Queerbaiting may portray queer relationships as heterosexual, platonic relationships that were misunderstood. Scout believes that "this dynamic is often set up in such a way that the characters and creators must constantly remind us that the queering of their relationship is a joke, or even a perversion of their friendship. Intentionally or not, this sends a message that a gay relationship is not only less interesting, but less deep, less valuable, and less pure."[4]


The following relationships between characters of the same sex have been interpreted as queerbaiting:


  1. ^ Fathallah, Judith (2014-07-17). "Moriarty's Ghost". Television & New Media. 16 (5): 490–500. doi:10.1177/1527476414543528. Retrieved 2017-02-11. 
  2. ^ Nordin, Emma (2015-01-01). "From Queer Reading to Queerbaiting : The battle over the polysemic text and the power of hermeneutics". Master's thesis, Stockholm University. Retrieved 2017-02-11. 
  3. ^ a b Panigrahi, Kerishma. "Queerbaiting in Online Communities: Television, Fandom, and the Politics of Representation" (PDF). Wordpress. Retrieved 24 October 2014. 
  4. ^ a b c Scout, Emmett. "Please Do Not Bait the Queers". The Next. University of Washington. Retrieved 24 October 2014. 
  5. ^ a b Bridges, Rose. "How Do We Solve A Problem Like 'Queerbaiting'?". AutoStraddle. Retrieved 24 October 2014. 
  6. ^ "Queer Representation in the Media". Media Smarts. Retrieved 24 October 2014. 
  7. ^ a b c Scout, Emmett (19 June 2013). "Please Do Not Bait the Queers". The Next. University of Washington. Retrieved 14 December 2014. 
  8. ^ McGrath, Mary Kate. "'Riverdale', Queer-Baiting, & How One Tweet Exposed The Fan Conversation We Need To Pay Attention To". Bustle. Retrieved 2 December 2017. 

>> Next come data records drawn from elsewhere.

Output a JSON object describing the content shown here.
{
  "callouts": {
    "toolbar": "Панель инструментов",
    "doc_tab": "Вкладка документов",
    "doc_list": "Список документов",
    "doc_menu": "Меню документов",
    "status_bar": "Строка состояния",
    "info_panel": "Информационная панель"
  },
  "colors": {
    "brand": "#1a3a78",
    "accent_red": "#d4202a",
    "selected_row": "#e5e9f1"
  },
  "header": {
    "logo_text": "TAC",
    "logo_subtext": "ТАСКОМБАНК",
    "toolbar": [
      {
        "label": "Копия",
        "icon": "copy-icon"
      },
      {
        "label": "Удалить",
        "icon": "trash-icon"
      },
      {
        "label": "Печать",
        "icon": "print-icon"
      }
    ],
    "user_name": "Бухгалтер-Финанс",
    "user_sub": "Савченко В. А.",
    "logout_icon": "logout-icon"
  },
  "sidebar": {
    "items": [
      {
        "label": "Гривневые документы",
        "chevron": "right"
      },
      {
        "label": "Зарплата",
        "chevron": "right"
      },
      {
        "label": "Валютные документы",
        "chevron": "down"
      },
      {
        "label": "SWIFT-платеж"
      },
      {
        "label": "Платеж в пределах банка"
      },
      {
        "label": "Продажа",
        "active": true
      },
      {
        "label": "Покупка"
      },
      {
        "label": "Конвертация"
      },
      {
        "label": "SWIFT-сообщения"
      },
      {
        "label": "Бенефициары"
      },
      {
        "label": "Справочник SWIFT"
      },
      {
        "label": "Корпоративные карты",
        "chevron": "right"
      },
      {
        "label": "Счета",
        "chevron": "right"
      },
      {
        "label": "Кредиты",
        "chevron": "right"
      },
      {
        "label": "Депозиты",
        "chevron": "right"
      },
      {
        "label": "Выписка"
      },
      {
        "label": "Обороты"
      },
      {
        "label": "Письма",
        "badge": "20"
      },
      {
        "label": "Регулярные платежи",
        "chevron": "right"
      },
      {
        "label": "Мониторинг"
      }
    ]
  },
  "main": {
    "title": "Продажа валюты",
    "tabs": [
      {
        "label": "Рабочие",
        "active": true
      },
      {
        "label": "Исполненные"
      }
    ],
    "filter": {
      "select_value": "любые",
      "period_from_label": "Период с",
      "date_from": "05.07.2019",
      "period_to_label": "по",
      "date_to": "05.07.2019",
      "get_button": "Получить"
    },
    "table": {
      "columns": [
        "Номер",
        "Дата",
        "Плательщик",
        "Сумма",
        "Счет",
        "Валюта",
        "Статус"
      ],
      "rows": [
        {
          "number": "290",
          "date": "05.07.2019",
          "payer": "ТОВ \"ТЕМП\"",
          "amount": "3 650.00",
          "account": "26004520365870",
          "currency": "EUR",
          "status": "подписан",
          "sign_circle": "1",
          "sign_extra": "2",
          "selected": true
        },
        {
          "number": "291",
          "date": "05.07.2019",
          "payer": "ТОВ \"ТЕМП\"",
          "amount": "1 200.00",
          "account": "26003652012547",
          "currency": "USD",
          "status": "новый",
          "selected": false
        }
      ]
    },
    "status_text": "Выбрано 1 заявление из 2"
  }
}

  9. ^ "Rizzoli & Isles". 1 February 2016. 
  10. ^ Romano, Aja (26 April 2013). ""Sherlock" fans lash out over sunken JohnLock ship". The Daily Dot. Retrieved 24 December 2014. 
  11. ^ "Steven Moffat talk about JohnLock and Season 3 & 4". YouTube. 13 May 2013. Retrieved 24 December 2014. 
  12. ^ Bridges, Rose (26 June 2013). "How Do We Solve A Problem Like "Queerbaiting"?: On TV's Not-So-Subtle Gay Subtext". Autostraddle. Retrieved 14 December 2014. 
  13. ^ Cruz, Eliel (17 July 2014). "Fans Take Supernatural to Task for 'Queer Baiting'". Retrieved 14 December 2014. 
  14. ^ Biele, Natalie (20 February 2017). "Queerbaiting: The Misrepresentation of the Queer Community". Odyssey. Retrieved 4 March 2018.